The FDA has accepted for priority review the biologics license application (BLA) for alirocumab (Praluent, Regeneron Pharmaceuticals). Under the Prescription Drug User Fee Act (PDUFA), the goal for a priority review is 6 months, for a target action date of July 24, 2015.
Alirocumab is an investigational monoclonal antibody targeting proprotein convertase subtilisin/kexin type 9 (PCSK9) that is intended for the treatment of patients with hypercholesterolemia. It is administered via subcutaneous injection. By inhibiting PCSK9, a determinant of circulating low-density lipoprotein cholesterol (LDL-C) levels in the blood, alirocumab has been shown in preclinical studies to increase the number of LDL receptors on hepatocytes, thereby lowering LDL-C levels.

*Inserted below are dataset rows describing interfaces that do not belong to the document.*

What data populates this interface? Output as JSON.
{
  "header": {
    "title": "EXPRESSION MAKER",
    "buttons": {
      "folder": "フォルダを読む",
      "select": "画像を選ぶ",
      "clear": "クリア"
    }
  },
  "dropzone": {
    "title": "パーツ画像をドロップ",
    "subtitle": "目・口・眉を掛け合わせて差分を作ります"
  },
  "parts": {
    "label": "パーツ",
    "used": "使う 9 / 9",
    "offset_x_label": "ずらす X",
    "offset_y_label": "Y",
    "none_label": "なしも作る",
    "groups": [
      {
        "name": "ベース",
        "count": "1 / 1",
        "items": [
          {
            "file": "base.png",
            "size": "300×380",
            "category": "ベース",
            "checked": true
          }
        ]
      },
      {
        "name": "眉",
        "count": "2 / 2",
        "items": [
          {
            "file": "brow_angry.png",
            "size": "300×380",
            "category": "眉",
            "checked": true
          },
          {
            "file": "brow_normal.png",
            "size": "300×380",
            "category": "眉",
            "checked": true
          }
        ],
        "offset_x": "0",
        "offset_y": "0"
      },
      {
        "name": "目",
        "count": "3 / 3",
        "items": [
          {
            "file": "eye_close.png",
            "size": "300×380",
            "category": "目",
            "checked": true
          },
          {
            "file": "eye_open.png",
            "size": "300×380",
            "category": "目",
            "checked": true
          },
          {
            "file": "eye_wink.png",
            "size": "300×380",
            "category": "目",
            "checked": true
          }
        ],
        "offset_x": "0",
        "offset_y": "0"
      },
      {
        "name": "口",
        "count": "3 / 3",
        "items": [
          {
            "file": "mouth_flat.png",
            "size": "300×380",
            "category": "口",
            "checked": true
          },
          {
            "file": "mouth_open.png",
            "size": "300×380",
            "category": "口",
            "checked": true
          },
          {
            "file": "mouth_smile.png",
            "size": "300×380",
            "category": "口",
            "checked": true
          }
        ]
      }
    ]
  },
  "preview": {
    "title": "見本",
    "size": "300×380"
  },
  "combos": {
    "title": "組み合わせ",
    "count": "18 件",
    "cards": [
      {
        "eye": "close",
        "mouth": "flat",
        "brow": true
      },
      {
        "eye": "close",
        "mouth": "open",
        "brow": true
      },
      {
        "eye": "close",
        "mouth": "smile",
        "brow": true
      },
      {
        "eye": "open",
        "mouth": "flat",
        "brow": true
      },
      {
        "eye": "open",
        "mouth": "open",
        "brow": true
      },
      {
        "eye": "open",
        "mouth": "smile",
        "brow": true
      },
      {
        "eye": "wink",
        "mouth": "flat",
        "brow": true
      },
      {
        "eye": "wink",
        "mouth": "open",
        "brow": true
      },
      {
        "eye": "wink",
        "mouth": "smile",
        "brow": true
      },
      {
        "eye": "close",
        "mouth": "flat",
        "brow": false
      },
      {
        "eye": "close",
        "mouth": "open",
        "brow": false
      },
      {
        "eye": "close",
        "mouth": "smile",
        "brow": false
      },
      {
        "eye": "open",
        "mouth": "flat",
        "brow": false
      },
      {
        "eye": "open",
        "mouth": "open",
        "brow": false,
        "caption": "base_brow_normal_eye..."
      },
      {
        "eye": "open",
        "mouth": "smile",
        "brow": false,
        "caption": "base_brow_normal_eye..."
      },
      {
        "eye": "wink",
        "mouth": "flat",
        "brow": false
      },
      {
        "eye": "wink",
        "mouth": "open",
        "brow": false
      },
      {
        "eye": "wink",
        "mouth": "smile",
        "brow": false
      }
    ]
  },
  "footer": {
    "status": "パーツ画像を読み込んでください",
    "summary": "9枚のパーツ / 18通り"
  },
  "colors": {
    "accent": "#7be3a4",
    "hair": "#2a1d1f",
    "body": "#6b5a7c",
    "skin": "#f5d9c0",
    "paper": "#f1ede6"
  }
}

PCSK9 binds to LDL receptors, resulting in their degradation so that fewer are available on liver cells to remove excess LDL-C from the blood. Moreover, traditional LDL-lowering therapies, such as statins, stimulate the production of PCSK9, which limits their own ability to lower LDL-C. Blocking the PCSK9 pathway is therefore a potential mechanism for lowering LDL-C.
The BLA for alirocumab contains data from more than 5,000 patients, including 10 phase III ODYSSEY trials. Together with additional ongoing studies, including ODYSSEY OUTCOMES, the ODYSSEY clinical trial program will include more than 23,500 patients at more than 2,000 study centers in double-blind, randomized, placebo-and active-controlled trials ranging from 24 weeks to approximately 5 years.

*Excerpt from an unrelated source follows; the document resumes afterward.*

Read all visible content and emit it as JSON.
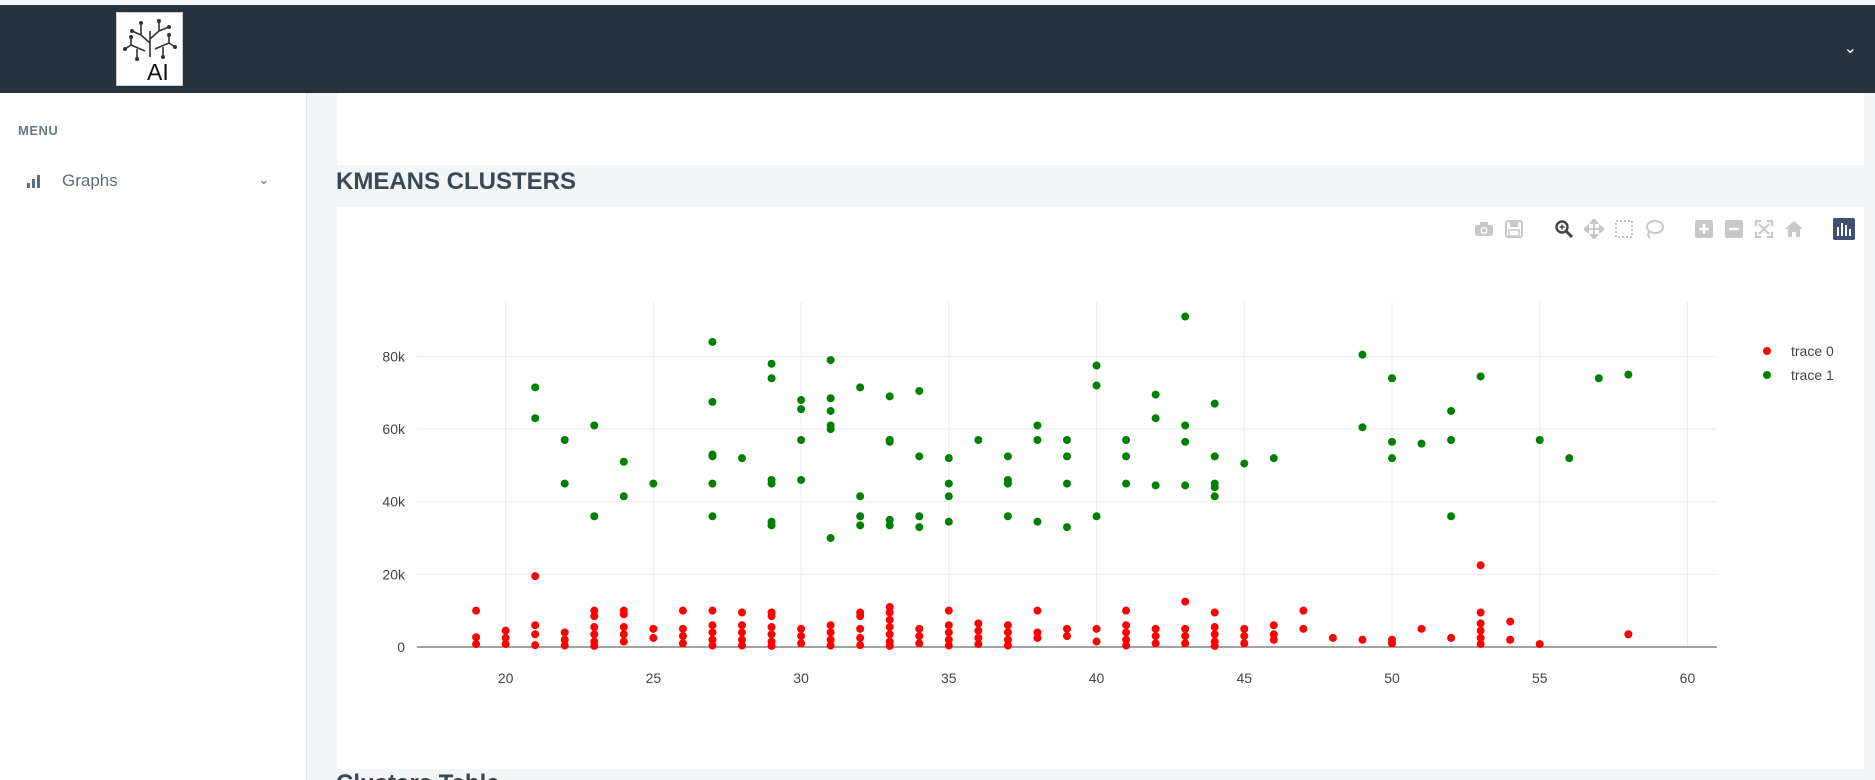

In the initial ODYSSEY trial (ODYSSEY MONO), the mean reduction in LDL-C from baseline to week 24 –– the study’s primary efficacy endpoint –– was significantly greater in patients randomly assigned to receive alirocumab compared with patients treated with ezetimibe (47.2% vs. 15.6%, respectively; P < 0.0001). In this study, which employed a dose increase (up-titration) for patients who did not achieve an LDL-C level of 70 mg/dL, most of the patients remained on the initial low dose of alirocumab (75 mg).
The most common class of adverse events was infections (39.2% with ezetimibe vs. 42.3% with alirocumab), which included nasopharyngitis, influenza, and upper respiratory tract infection. Injection-site reactions occurred in less than 2% of patients in both treatment groups.
The FDA has conditionally accepted Praluent as the trade name for alirocumab. The safety and efficacy of alirocumab have not been fully evaluated by any regulatory authority.
Sources: Regeneron; January 26, 2015; and Regeneron; October 13, 2013.